=== Required work ===
Please give back each line below unchanged; none of the pictures should appear.

=== Available data ===
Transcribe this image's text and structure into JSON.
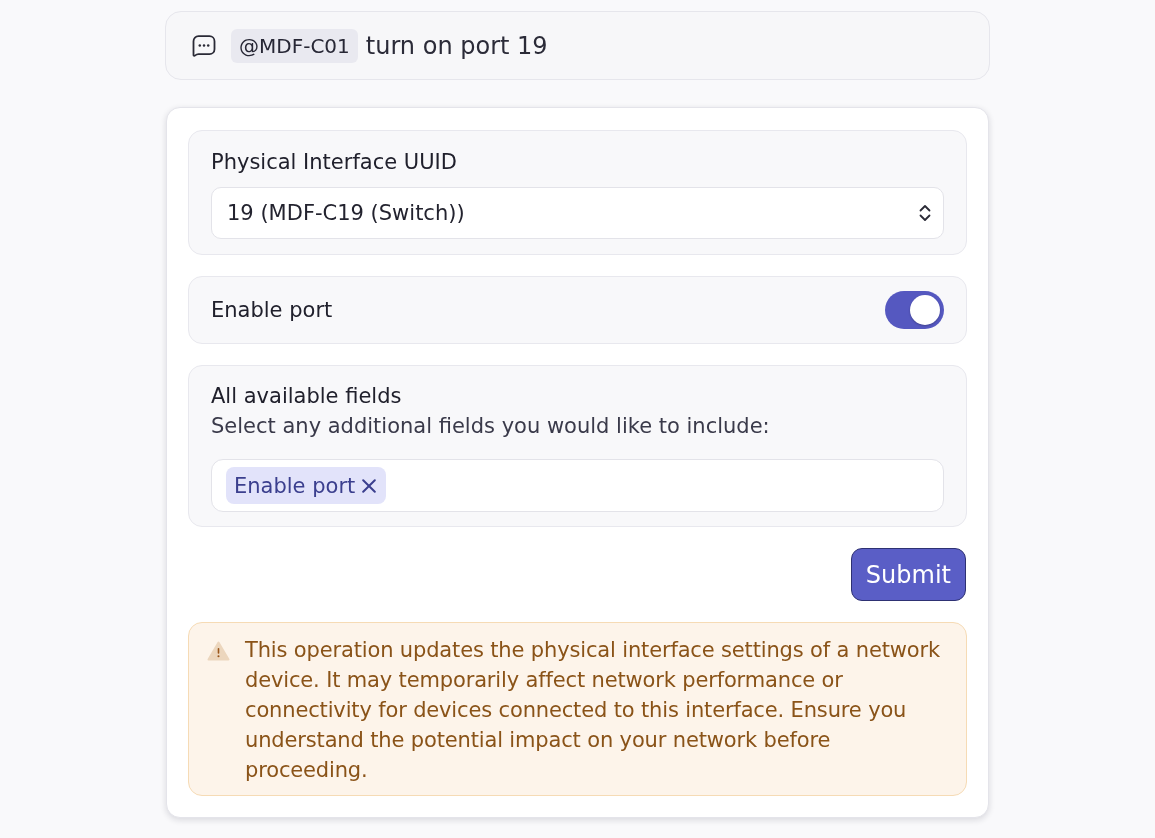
{
  "message": {
    "mention": "@MDF-C01",
    "text": "turn on port 19"
  },
  "form": {
    "sections": [
      {
        "kind": "select",
        "label": "Physical Interface UUID",
        "value": "19 (MDF-C19 (Switch))"
      },
      {
        "kind": "toggle",
        "label": "Enable port",
        "on": true
      },
      {
        "kind": "multiselect",
        "label": "All available fields",
        "hint": "Select any additional fields you would like to include:",
        "tags": [
          "Enable port"
        ]
      }
    ],
    "submit": "Submit",
    "warning": "This operation updates the physical interface settings of a network device. It may temporarily affect network performance or connectivity for devices connected to this interface. Ensure you understand the potential impact on your network before proceeding."
  }
}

=== Result ===
Transcribe this image's text and structure into JSON.
{
  "message": {
    "mention": "@MDF-C01",
    "text": "turn on port 19"
  },
  "form": {
    "sections": [
      {
        "kind": "select",
        "label": "Physical Interface UUID",
        "value": "19 (MDF-C19 (Switch))"
      },
      {
        "kind": "toggle",
        "label": "Enable port",
        "on": true
      },
      {
        "kind": "multiselect",
        "label": "All available fields",
        "hint": "Select any additional fields you would like to include:",
        "tags": [
          "Enable port"
        ]
      }
    ],
    "submit": "Submit",
    "warning": "This operation updates the physical interface settings of a network device. It may temporarily affect network performance or connectivity for devices connected to this interface. Ensure you understand the potential impact on your network before proceeding."
  }
}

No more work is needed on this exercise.